Bodies Rolling Around - Contact Improvisation Community, Singapore. May 2017.
"Not sure (if) you can hear the sound of bodies rolling around... I'm doing contact improv."
I was introduced to Contact Improvisation (abbreviated to "CI" by its practitioners) by W. sometime in June this year. Prior to this, I've only ever tried two forms of dance - the Lindy Hop and Argentine Tango, dabbling only in the briefest of moments for each. CI, a postmodern dance form, is absolute news to me. W. correctly intuited (amazing, this women's intuition business) that this would interest me and I found it intriguing because 'contact', which is something I tend to avoid, is coupled with 'improv', which is pretty much how I ran my life for the past 2 years or so.
A quick hop onto Wikipedia enlightened me to the fact that Contact Improv has been around since 1972 and the brainchild of Steve Paxton, an American dancer, choreographer and Aikido practitioner. Further skimming on the introduction threw up terms like "experimental", "mediating upon physical laws", "mutually supportive and innovative", "resembles (...) martial arts and the jitterbug".
Promising! Activities like rock climbing, yoga, dance... they combine the qualities of planning and spontaneity, strength and grace, randomness and precision. An amalgamation of opposites that contribute to a sum much larger than its parts. I really liked what I've read about it so far.

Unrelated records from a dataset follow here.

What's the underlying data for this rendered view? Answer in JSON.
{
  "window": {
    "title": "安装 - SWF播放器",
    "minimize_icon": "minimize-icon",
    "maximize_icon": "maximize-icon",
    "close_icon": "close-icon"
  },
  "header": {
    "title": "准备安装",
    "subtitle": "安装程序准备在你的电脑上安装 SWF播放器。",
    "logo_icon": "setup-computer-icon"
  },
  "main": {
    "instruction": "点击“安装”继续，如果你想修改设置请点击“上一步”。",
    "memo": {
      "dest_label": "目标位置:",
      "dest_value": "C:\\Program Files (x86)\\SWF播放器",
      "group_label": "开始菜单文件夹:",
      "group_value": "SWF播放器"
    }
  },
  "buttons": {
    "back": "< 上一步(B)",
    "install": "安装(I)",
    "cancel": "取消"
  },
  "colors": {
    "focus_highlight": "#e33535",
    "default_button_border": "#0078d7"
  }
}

"This dance practice explores the skills of falling, rolling, counterbalance, lifting using minimal effort, how to make ourselves light when being lifted, centering and breathing techniques, and responsiveness to our partners and surroundings." - ContactImprov.com
Just like the dance itself, the definition of Contact Improv resists the usual urge to taxonomically classify things. People engage in it both as a physical exercise, and also as a philosophy. It can be a strictly postmodern dance, or encompass New Age folkism.
Because it's such a slippery creature to intellectually wrestle with, I decided to give it a go myself.
(Special thanks to the Contact Improv, Singapore Community and the featured dancers who so kindly granted me permission to photograph this session. Taken on Ilford and Kodak films. All photographs © Nicholas Koh.)